With all the learning and socialization that needs to take place in kindergarten, it’s hard to imagine a school district getting caught up in a struggle over how long a child’s hair can be. It’s even harder to imagine a child being ordered to learn in isolation because of his hair.
Yet that’s exactly what happened in rural Needville Texas, according to a story in the Houston Chronicle, The paper has been following the case of a five-year-old American Indian boy who was kept out of class for several months because of the length of his hair.
The school district maintained the boy had violated the school’s dress code, which forbids boys from wearing their hair long. The boy was told he could wear his hair in one long braid tucked into his shirt, but when he arrived wearing two braids outside his shirt he was ordered to attend classes in isolation.
It took the involvement of a federal judge to rule that the Needville School District had violated state law and the U.S. Constitution by punishing the boy for his religious beliefs. The boy’s father maintained that the part-Apache Indian child considered his long hair sacred, and held to a tradition of not cutting it except during major life events.
The case drew the interest of the American Civil Liberties Union after the boy was suspended for not complying with a school’s dress code policy that required short hair.
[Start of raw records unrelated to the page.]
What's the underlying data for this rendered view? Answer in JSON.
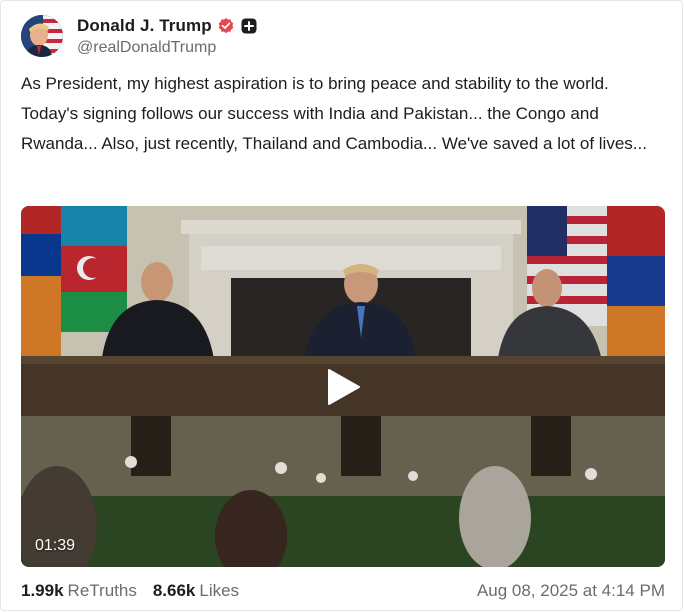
{
  "post": {
    "author": {
      "display_name": "Donald J. Trump",
      "handle": "@realDonaldTrump",
      "verified_icon": "verified-badge-icon",
      "plus_icon": "plus-badge-icon"
    },
    "text": "As President, my highest aspiration is to bring peace and stability to the world. Today's signing follows our success with India and Pakistan... the Congo and Rwanda... Also, just recently, Thailand and Cambodia... We've saved a lot of lives...",
    "media": {
      "type": "video",
      "duration": "01:39",
      "play_icon": "play-icon"
    },
    "stats": {
      "retruths_count": "1.99k",
      "retruths_label": "ReTruths",
      "likes_count": "8.66k",
      "likes_label": "Likes"
    },
    "timestamp": "Aug 08, 2025 at 4:14 PM"
  },
  "colors": {
    "text_primary": "#1d1d1f",
    "text_secondary": "#6b6b76",
    "verified": "#e5484d",
    "border": "#e6e6e9"
  }
}
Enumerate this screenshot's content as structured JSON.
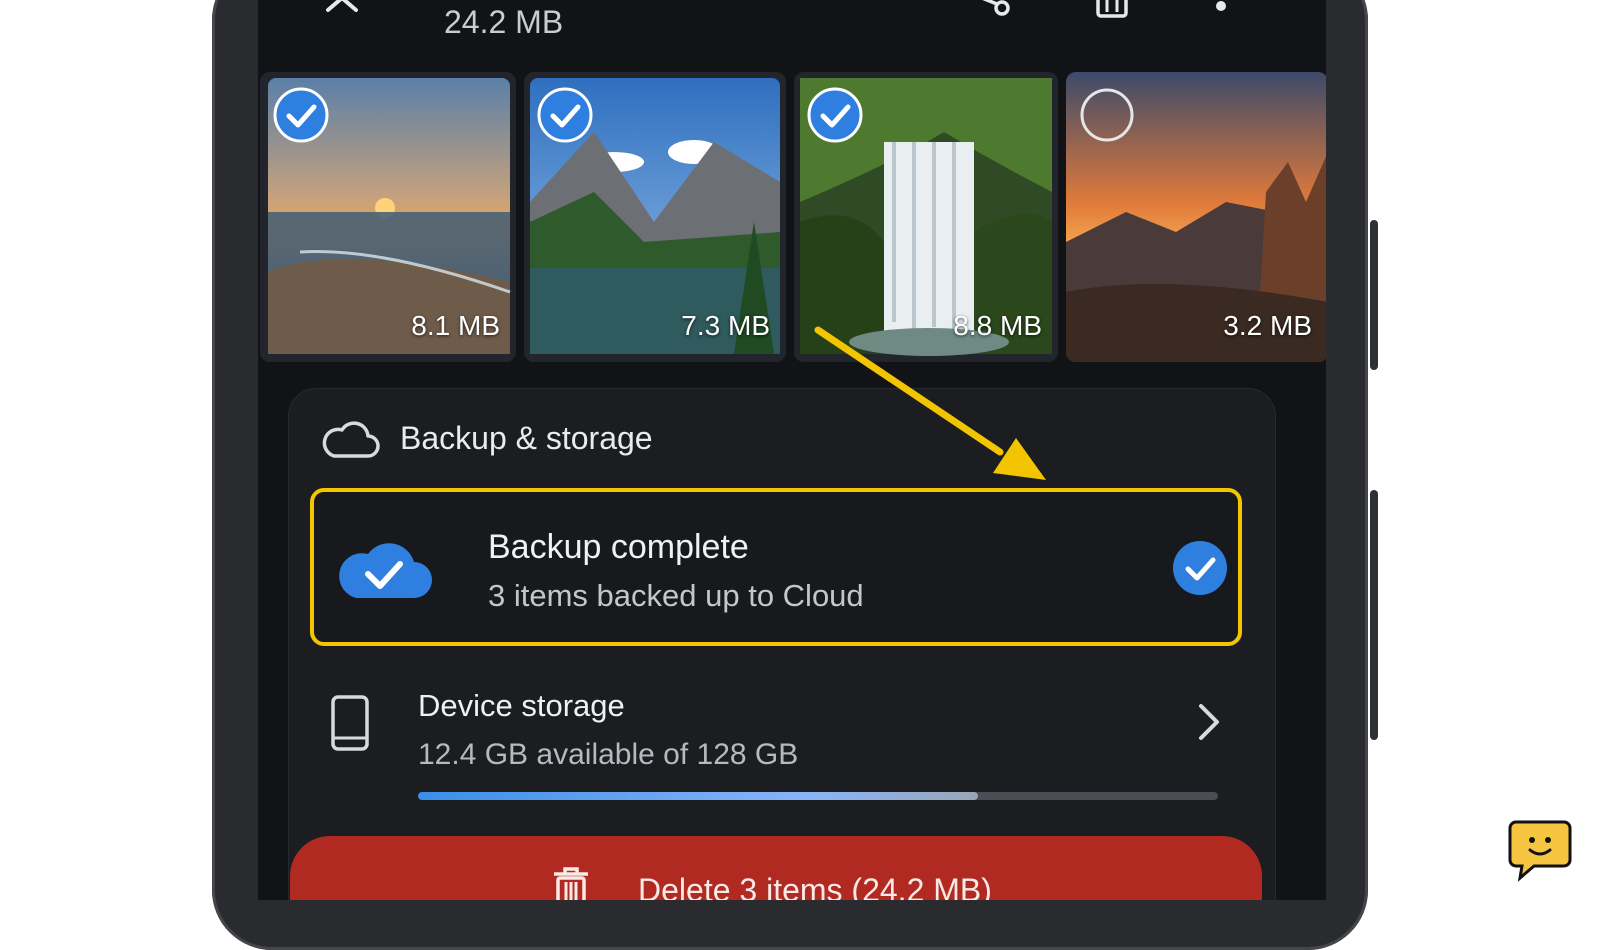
{
  "appbar": {
    "total_size": "24.2 MB",
    "icons": [
      "close-icon",
      "share-icon",
      "trash-icon",
      "more-vert-icon"
    ]
  },
  "thumbnails": [
    {
      "subject": "beach-sunset",
      "size": "8.1 MB",
      "selected": true
    },
    {
      "subject": "mountain-lake",
      "size": "7.3 MB",
      "selected": true
    },
    {
      "subject": "waterfall",
      "size": "8.8 MB",
      "selected": true
    },
    {
      "subject": "canyon-sunset",
      "size": "3.2 MB",
      "selected": false
    }
  ],
  "backup_storage": {
    "title": "Backup & storage",
    "backup": {
      "title": "Backup complete",
      "subtitle": "3 items backed up to Cloud"
    },
    "device": {
      "title": "Device storage",
      "subtitle": "12.4 GB available of 128 GB",
      "used_fraction": 0.7
    }
  },
  "delete_button": {
    "label": "Delete 3 items (24.2 MB)"
  },
  "colors": {
    "accent_blue": "#2f7fe0",
    "highlight_yellow": "#f2c500",
    "delete_red": "#b12a21",
    "screen_bg": "#121316"
  }
}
The boy’s parents had sent him to school in braids. The ACLU lauded the judge’s decision.